Some people have penchants
for winning radio contests, others for numbers
of the choice prizes at the bars—the artists or doctors
instead of the waiters or students—but me,
I get the grocery clerks and confused check stand men
at the corner store who give me fruits for free,
tucking them fast as a secret
wrinkled and splitting into paper bags,
it has nothing to do with luck.
I’ve always loved the over ripened fruits.
Not the ones which are just slightly sweeter,
but the bananas with no yellow left to give way to brown,
the plums with skins as finely crinkled
as a grandmother’s décolletage, and kiwis
so fragile and soft that even the lightest touch
leaves permanent sloping impressions.
And it’s not because I’m cheap,
at least not this time,
it’s because I remember the taste of the treasures foraged
from my parent’s backyard, the ones beyond the horse pasture
and growing from the neighbor’s side,
the ones nobody would eat, baking warm in the Oregon sun.
How can something be too sweet?
Like all those people who told us our love was too much,
it must be delayed infatuation, the kind reserved
for teenagers and drunks, like that time you told me
my words were too big to bear their weight,
they’d surely implode one day,
or the time I missed my cycle
and neither of us cried,
not when I called to tell you from California
or when It crept in shamefully two weeks late
like a dog with his tail slipped between legs

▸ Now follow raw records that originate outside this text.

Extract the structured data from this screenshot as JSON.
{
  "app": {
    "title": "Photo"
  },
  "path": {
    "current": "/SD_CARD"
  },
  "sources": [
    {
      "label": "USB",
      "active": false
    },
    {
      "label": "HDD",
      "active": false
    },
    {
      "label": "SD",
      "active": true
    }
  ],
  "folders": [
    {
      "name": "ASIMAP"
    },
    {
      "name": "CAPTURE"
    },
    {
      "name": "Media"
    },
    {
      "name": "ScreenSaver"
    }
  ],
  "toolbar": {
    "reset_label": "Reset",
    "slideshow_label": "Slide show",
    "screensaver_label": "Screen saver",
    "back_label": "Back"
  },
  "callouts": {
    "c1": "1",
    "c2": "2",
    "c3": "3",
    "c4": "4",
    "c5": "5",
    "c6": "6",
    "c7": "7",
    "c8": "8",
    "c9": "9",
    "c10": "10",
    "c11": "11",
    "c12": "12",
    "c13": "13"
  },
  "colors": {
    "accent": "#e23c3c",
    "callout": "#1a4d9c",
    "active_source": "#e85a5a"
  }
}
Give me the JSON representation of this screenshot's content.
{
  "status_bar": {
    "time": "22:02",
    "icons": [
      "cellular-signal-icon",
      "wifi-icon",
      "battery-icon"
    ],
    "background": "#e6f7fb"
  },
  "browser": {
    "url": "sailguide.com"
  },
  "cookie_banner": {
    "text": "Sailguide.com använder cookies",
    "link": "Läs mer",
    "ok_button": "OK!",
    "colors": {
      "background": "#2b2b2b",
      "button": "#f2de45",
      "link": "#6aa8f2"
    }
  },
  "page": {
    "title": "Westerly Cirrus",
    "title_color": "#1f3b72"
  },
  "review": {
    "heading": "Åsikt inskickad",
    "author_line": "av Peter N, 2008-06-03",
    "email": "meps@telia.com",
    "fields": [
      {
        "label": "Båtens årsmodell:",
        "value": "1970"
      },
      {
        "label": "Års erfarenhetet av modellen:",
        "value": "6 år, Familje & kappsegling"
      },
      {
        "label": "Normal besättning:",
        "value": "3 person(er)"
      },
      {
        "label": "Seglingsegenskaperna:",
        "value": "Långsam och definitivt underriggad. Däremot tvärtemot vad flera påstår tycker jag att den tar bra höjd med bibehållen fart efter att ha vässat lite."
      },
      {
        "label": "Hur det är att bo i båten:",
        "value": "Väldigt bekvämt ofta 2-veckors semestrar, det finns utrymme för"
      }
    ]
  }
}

and we never talked much about it, just sat
side by side shell shocked
and amazed at the almost.